The following memos, tests and photographs illustrate the very beginnings of Ford's reliance on wind tunnel testing in automobile design and provides an insider's view into the making of Ford's Mexico supercar for the 1950's...
In addition, the results of other tests shown below indicated that the Mexico would only require half the horsepower to overcome wind resistance at 120mph over the standard 1955 sedan. Another way to look at it is that the Mexico would have an additional 70 horsepower to use for acceleration and top speed over its sedan counterpart.
The ground effects of the full bellypan of the Mexico were shown to be so beneficial to reducing drag that it was considered "well worth [the] effort and expense to incorporate as a standard feature of automobile design." Tremulis' 1955 Mexico had proven its worth as the test bed.
Although the Mexico never made it to a full-scale model, the development of many future record-setting race cars and their drivers would benefit directly from the lessons learned by Tremulis a decade earlier.

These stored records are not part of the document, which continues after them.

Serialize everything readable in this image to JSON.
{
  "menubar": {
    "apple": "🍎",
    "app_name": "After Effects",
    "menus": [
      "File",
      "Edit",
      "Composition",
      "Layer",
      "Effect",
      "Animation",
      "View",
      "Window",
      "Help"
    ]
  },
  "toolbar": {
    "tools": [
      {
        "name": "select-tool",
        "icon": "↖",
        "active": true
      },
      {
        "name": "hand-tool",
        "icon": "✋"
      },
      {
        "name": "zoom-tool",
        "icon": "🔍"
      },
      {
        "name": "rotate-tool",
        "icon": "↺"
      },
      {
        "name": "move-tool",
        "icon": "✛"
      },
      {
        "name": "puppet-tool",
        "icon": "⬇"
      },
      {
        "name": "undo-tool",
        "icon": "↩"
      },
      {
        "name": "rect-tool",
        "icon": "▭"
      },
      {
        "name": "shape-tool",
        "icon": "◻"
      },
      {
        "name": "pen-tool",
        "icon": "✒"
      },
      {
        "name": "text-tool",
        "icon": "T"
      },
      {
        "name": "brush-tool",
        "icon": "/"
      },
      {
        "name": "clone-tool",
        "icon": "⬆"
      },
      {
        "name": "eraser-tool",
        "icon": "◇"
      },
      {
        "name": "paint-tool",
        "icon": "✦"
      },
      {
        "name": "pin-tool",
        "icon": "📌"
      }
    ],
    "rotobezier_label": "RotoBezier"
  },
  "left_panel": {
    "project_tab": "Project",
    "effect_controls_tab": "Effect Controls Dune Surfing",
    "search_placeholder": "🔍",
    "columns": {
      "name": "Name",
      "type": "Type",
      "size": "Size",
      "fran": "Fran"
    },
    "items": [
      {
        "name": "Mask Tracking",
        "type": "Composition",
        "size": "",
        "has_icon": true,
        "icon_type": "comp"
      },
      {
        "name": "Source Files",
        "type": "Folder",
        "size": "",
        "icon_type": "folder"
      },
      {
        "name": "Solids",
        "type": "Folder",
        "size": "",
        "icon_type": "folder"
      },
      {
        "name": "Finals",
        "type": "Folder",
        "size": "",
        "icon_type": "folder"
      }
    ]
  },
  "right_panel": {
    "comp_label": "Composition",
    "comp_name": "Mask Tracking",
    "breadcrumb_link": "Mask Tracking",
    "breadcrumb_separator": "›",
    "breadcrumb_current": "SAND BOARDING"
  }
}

It did, and in 1966 the Gyronaut went on to set the world's record for motorcycles at 245.667mph, a speed no other motorcycle would achieve for another four years.